[Opening ENTRIES PROVIDED section]

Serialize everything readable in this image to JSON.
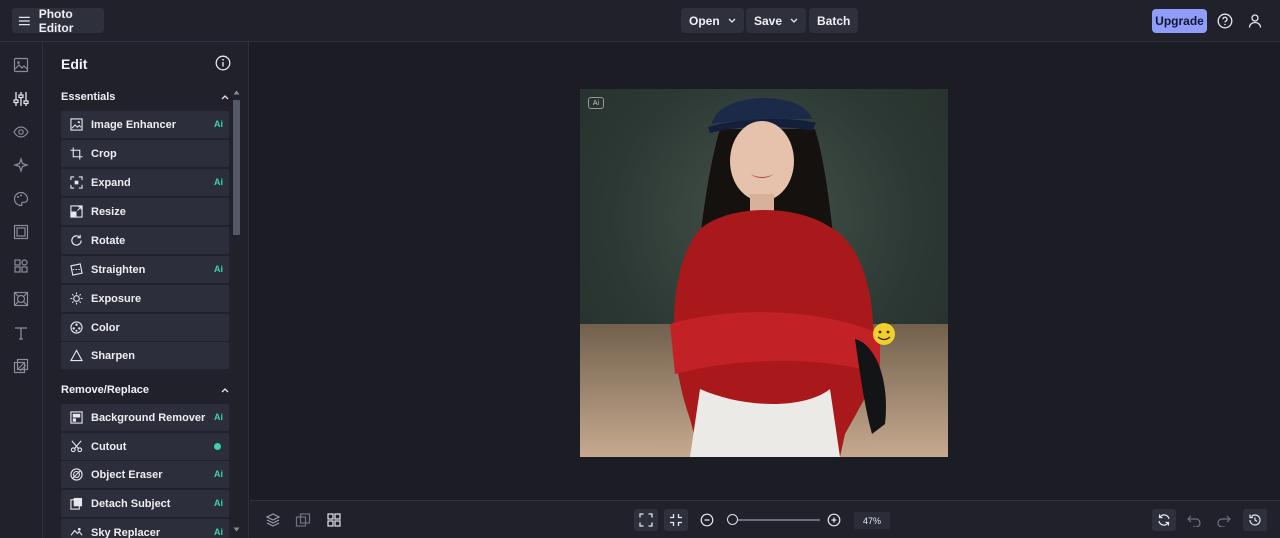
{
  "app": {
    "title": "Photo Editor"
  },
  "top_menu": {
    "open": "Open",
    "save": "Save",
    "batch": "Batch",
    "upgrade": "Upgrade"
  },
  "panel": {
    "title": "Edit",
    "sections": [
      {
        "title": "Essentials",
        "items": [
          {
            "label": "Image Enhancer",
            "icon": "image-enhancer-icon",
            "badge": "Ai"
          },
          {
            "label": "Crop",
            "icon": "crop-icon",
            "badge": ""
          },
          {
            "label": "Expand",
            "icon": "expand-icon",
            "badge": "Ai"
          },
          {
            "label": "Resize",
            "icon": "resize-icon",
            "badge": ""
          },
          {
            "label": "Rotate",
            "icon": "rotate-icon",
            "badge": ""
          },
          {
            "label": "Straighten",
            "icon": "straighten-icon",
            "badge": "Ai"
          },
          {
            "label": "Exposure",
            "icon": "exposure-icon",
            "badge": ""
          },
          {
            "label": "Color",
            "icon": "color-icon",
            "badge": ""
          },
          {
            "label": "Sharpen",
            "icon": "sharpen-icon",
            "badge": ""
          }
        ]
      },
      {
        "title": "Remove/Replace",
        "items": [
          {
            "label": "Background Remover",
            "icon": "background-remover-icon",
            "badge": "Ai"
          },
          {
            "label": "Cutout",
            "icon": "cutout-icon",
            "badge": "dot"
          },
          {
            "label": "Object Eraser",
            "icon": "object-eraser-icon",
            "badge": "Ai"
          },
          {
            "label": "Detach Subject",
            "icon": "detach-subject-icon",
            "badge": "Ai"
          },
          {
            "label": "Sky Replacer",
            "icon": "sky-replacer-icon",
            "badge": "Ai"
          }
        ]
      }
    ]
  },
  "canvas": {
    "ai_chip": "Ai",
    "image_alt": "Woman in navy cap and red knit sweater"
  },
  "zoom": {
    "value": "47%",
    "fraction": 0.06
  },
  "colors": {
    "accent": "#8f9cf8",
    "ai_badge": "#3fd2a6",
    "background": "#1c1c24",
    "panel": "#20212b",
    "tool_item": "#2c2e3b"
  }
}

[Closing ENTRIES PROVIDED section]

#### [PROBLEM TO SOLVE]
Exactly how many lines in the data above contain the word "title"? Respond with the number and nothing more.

#### [RESPONSE TO THIS EXERCISE]
4